##### PROVIDED DATA
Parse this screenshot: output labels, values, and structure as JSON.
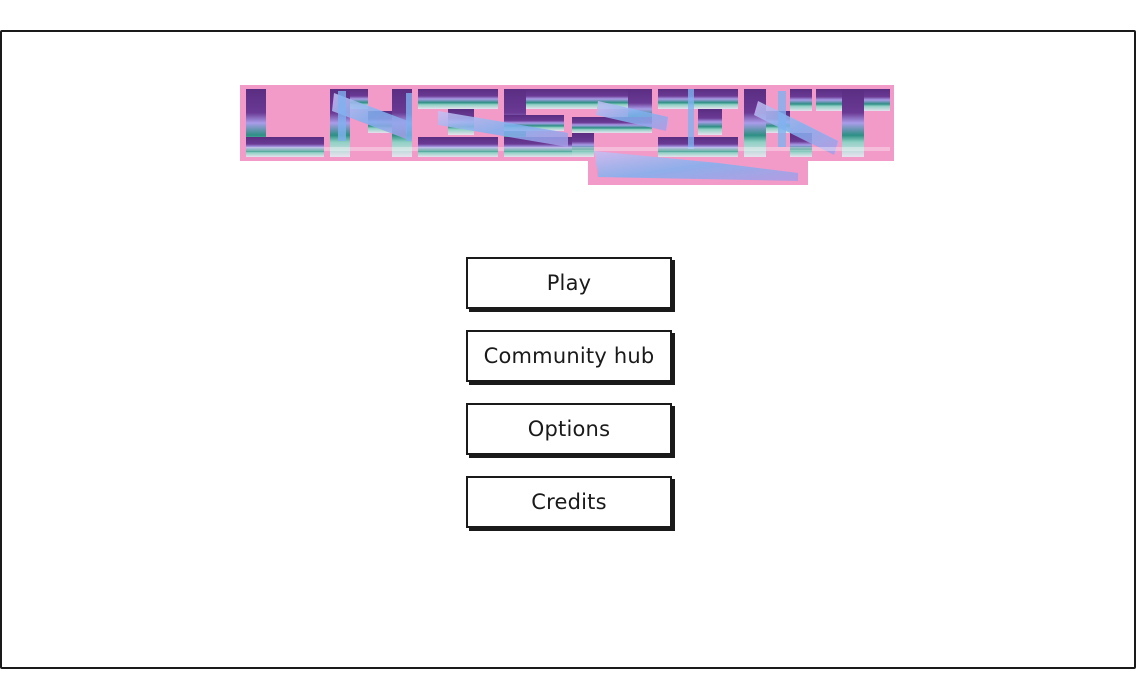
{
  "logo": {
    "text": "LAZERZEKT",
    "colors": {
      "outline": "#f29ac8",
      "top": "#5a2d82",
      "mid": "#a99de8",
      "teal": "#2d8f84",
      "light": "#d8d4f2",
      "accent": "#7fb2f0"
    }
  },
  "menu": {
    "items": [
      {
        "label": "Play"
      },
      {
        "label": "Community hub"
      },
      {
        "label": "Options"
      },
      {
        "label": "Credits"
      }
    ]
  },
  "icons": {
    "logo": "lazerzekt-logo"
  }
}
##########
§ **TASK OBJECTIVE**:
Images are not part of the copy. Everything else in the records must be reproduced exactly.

§ **ANSWER BELOW**:
Parse this screenshot: output labels, values, and structure as JSON.
{
  "logo": {
    "text": "LAZERZEKT",
    "colors": {
      "outline": "#f29ac8",
      "top": "#5a2d82",
      "mid": "#a99de8",
      "teal": "#2d8f84",
      "light": "#d8d4f2",
      "accent": "#7fb2f0"
    }
  },
  "menu": {
    "items": [
      {
        "label": "Play"
      },
      {
        "label": "Community hub"
      },
      {
        "label": "Options"
      },
      {
        "label": "Credits"
      }
    ]
  },
  "icons": {
    "logo": "lazerzekt-logo"
  }
}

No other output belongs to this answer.